Though it's been open since March, the University of Chicago Downtown Center hasn't lost its new-building smell or shine. The wood-paneled walls and terrazzo floors of its entrance lobby, the larger-than-life murals of Hyde Park scenes in its branch of the University Bookstore, and the red-leather sofas in the glass-walled student lounges all gleam pristinely.
That doesn't mean that the eight-level, limestone-colored concrete building-which juts out toward the Chicago River on a pie-shaped property known as 450 North Cityfront Plaza-isn't being used. In its prime location east of the Equitable building and west of the NBC Tower, the Downtown Center is busily giving the University what it was long without: a gateway into the hub of the city.
With 217,000 square feet of space, the $44-million Downtown Center brings together activities once parceled out around Chicago: the evening, weekend, and executive M.B.A. programs; Continuing Studies courses; and the University's investment office. Then there are new functions, like the University of Chicago Conference Center. Run by the Graduate School of Business, the center rents out the building's many board rooms and interactive classrooms for corporate training programs when they're not being used for U of C events.
Already, life at the Downtown Center has developed its own set of rhythms. The sunrise bustle of corporate employees arriving for their rounds of training sessions yields to a midday calm that's broken only by the hourly entrances of those arriving for Continuing Studies classes or committee meetings. Early evenings are peak hours, as hundreds converge on the student lounges, hoping to grab a quick bite-or a quick review of their assignments-before the evening's classes begin.-M.R.Y.
Night life: As the tempo slows for its Michigan Avenue neighbors, the University of Chicago Downtown Center welcomes the evening's influx of students.
In a second-floor lounge, a would-be M.B.A. hits the books before his 6 p.m. class.
"She fell in love with a fly." Movie critic Roger Ebert, X'70, begins his film-studies course with a clue. "Geena Davis" is the answer, a laser disc of Angie is the prize. Ebert has taught in the Continuing Studies program since 1969.
After a morning of training meetings, employees from Sandoz Quality break for lunch. The building's top floor functions as a conference center-with boardrooms, a large meeting room that converts to a banquet hall, and floor-to-ceiling views of Chicago. The conference center maintains the University's mission, booking corporate meetings and seminars with an educational twist. The building's location, computer lab, and built-in audio-visual equipment are selling points.
Well-connected: The Downtown Center has a Gothic-inspired facade-and the Chicago River for its front yard. A two-level esplanade, running five blocks east from Michigan Avenue, provides benches, greenery, and a traffic-free walk for riverside strollers.

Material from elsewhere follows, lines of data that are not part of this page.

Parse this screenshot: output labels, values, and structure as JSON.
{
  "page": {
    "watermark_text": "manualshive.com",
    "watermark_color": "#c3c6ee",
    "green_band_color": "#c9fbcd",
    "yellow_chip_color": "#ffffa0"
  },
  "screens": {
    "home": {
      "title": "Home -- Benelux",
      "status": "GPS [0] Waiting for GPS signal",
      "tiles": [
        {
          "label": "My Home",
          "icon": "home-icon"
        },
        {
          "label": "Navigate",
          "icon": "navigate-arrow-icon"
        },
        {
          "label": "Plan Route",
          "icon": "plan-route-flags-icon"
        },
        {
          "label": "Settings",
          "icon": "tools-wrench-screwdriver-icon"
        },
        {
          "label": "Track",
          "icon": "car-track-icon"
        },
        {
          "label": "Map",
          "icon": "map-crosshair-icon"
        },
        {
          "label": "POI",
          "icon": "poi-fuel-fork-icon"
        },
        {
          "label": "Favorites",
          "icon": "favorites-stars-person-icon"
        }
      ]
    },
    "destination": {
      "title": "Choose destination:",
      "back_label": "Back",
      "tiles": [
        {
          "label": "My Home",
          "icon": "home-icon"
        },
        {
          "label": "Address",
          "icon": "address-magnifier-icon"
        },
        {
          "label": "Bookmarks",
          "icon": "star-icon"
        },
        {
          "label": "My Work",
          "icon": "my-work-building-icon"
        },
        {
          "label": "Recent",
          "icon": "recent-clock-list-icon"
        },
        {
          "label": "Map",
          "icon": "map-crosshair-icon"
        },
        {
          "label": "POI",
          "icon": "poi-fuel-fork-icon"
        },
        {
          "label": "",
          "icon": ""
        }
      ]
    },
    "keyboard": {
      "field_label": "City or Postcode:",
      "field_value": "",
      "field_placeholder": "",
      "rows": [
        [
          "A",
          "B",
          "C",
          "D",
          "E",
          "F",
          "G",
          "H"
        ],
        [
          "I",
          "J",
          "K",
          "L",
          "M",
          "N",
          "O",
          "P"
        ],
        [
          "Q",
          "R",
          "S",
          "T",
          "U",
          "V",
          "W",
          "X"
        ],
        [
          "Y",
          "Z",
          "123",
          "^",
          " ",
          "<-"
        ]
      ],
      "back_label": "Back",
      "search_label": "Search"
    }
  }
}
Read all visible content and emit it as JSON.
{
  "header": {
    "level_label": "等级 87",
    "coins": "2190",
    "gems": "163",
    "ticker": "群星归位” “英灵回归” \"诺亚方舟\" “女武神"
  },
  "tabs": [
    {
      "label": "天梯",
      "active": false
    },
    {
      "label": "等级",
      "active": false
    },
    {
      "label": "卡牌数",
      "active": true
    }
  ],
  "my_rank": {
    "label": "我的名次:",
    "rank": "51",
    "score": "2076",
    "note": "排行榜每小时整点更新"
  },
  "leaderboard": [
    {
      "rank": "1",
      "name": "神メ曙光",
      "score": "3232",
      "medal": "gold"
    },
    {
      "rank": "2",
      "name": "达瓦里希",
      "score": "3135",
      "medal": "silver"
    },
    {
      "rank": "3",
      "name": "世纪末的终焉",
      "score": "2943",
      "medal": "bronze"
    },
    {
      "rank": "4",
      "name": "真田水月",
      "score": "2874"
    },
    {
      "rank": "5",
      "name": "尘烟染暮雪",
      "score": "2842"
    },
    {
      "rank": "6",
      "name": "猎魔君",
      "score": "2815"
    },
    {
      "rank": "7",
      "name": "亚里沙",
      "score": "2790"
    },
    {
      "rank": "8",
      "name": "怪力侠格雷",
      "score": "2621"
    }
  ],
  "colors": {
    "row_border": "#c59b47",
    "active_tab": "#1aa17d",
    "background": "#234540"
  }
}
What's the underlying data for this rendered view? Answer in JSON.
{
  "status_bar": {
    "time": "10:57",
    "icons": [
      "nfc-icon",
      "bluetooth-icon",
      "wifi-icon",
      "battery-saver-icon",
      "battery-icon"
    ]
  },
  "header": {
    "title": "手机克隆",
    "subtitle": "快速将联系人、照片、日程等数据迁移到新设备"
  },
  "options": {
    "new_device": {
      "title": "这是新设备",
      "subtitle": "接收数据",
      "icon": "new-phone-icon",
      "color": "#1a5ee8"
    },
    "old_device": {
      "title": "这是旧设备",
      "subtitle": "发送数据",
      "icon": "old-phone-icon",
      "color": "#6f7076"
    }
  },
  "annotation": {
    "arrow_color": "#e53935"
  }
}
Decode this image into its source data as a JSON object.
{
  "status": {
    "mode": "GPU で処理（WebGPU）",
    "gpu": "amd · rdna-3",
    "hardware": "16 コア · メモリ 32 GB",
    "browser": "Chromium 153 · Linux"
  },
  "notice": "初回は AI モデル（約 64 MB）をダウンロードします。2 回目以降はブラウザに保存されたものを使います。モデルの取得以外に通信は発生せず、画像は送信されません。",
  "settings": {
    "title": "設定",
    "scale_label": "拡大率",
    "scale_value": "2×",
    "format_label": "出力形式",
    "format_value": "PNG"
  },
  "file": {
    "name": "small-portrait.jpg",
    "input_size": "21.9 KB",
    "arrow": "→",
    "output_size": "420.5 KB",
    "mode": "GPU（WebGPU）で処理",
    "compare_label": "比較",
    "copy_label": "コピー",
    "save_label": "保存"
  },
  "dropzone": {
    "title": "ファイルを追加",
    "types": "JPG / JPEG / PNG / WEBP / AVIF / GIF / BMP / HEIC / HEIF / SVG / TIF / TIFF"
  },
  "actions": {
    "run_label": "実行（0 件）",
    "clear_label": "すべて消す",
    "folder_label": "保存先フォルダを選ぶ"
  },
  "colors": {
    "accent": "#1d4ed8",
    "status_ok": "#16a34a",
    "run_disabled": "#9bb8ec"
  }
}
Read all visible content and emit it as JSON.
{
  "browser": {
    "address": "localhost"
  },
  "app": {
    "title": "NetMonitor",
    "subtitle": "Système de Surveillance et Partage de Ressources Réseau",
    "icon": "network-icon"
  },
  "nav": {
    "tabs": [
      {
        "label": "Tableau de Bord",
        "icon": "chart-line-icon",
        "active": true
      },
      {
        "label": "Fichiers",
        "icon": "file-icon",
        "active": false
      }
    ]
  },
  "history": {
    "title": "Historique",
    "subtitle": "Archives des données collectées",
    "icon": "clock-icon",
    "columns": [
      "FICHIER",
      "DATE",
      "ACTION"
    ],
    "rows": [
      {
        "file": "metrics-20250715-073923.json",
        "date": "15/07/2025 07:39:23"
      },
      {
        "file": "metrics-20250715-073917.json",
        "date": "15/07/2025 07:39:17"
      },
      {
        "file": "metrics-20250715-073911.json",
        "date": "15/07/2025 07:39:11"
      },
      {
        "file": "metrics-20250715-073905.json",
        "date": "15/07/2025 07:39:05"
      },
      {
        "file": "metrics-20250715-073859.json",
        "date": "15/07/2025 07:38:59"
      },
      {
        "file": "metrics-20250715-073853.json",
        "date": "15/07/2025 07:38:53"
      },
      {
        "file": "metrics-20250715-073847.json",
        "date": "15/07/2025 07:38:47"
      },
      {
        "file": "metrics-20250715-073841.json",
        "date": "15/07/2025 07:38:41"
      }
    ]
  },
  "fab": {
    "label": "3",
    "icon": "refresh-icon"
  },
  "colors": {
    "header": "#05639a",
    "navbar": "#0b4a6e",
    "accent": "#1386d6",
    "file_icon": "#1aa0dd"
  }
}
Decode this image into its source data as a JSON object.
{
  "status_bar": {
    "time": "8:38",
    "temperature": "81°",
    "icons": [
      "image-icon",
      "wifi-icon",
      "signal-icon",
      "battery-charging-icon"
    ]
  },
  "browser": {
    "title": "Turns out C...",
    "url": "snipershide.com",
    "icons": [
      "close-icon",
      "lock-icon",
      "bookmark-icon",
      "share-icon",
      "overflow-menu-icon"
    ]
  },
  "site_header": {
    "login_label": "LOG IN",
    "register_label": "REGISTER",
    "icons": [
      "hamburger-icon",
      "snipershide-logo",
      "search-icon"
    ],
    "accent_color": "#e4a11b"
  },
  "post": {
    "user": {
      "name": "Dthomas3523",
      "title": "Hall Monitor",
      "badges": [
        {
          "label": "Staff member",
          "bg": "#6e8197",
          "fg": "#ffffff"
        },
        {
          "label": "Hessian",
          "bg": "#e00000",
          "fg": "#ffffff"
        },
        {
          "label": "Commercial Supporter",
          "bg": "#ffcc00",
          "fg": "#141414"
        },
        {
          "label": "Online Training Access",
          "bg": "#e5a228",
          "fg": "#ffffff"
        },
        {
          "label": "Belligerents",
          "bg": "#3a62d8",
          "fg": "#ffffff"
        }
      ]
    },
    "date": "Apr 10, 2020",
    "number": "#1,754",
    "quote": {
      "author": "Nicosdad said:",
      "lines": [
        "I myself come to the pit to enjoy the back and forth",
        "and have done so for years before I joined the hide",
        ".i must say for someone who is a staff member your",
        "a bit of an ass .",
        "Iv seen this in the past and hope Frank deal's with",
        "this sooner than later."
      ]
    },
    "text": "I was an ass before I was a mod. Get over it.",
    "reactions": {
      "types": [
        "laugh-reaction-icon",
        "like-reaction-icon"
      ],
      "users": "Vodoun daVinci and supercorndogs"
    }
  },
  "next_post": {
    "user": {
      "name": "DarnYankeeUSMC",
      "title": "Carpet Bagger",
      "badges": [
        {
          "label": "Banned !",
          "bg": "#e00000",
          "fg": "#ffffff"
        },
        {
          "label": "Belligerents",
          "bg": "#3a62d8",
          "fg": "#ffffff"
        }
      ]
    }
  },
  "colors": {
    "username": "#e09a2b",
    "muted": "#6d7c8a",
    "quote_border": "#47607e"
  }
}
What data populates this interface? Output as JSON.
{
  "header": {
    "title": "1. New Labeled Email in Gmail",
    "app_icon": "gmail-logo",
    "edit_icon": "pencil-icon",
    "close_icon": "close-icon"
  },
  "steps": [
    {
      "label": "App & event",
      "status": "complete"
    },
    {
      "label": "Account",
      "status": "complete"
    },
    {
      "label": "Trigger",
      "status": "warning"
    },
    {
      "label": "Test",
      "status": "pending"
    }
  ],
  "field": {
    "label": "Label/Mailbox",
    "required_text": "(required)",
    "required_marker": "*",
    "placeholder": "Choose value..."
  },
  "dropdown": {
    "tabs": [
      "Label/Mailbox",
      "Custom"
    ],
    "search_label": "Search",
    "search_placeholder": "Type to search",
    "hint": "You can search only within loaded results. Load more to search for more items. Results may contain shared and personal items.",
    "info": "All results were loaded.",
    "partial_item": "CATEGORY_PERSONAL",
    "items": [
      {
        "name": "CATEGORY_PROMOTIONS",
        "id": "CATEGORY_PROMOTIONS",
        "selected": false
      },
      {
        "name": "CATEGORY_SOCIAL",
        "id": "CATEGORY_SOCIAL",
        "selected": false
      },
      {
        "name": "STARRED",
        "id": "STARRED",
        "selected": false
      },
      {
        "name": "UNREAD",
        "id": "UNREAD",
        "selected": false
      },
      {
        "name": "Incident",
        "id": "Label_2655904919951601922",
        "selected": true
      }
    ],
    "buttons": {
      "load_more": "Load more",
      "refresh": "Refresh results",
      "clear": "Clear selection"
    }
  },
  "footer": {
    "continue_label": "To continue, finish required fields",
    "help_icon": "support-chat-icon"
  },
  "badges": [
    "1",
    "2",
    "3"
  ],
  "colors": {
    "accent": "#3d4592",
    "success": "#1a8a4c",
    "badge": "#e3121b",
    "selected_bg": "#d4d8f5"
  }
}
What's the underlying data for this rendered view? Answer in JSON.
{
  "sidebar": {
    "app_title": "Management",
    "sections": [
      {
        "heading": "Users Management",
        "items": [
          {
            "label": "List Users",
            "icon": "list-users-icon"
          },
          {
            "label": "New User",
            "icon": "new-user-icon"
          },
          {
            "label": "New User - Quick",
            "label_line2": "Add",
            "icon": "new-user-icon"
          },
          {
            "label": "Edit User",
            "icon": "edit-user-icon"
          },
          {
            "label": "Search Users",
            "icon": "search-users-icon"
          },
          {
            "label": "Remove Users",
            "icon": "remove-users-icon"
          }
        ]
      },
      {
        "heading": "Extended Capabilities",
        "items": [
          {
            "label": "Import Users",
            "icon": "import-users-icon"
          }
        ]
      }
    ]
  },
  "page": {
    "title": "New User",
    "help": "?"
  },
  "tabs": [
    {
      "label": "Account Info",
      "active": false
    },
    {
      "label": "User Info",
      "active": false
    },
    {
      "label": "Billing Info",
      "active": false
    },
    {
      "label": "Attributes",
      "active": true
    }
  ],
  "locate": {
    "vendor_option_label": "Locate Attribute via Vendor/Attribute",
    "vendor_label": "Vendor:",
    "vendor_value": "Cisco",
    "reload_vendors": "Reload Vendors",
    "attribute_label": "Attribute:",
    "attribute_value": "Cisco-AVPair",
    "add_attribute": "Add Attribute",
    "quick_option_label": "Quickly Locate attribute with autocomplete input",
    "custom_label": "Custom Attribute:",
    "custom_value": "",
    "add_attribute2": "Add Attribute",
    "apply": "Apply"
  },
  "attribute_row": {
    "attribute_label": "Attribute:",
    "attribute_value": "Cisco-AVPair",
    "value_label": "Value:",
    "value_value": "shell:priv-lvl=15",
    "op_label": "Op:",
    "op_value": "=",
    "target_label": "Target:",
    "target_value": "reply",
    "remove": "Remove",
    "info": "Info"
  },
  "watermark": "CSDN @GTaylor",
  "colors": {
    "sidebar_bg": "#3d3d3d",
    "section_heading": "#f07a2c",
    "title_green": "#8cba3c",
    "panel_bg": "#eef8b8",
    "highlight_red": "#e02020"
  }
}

In Christie Nordhielm's (AB'81, MBA'84) Advertising and Promotions class )-one of 60 GSB courses offered at the Downtown Center during autumn quarter-students learn to analyze the ads they see on TV and billboards every day.
Participants in the lunchtime Cityfront Forums hear U of C astrophysicist Rocky Kolb explain the "first gazillionth-second of the universe."
Stairway at the Downtown Center.